## RECORDS SUPPLIED:
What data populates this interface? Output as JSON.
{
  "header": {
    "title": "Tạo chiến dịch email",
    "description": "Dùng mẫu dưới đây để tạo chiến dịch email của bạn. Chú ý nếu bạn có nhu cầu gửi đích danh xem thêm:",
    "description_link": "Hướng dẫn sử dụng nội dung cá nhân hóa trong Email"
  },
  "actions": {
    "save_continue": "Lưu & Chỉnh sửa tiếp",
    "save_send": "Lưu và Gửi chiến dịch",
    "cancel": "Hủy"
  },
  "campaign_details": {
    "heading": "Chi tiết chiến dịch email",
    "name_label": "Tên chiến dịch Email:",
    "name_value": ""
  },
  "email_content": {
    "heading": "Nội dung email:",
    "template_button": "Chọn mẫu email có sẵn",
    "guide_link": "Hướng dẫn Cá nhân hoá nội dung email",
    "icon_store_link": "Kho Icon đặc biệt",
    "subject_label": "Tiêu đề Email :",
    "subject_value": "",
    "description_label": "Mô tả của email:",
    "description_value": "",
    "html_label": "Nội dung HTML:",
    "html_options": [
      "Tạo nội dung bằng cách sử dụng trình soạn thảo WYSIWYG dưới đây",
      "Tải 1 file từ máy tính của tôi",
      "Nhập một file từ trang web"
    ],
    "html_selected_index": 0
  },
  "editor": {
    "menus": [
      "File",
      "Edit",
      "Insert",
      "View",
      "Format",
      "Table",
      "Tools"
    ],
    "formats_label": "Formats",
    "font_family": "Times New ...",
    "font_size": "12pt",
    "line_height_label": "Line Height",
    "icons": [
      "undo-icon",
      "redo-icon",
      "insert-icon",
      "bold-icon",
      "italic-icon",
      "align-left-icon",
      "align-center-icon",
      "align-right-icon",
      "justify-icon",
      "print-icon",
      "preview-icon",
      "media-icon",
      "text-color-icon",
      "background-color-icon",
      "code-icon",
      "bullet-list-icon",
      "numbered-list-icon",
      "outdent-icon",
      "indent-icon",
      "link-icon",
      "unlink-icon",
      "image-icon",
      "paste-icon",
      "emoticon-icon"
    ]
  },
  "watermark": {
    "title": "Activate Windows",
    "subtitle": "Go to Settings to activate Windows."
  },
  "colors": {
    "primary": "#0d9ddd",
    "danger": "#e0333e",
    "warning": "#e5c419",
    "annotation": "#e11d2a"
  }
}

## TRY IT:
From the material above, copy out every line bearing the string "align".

## OUTPUT:
      "align-left-icon",
      "align-center-icon",
      "align-right-icon",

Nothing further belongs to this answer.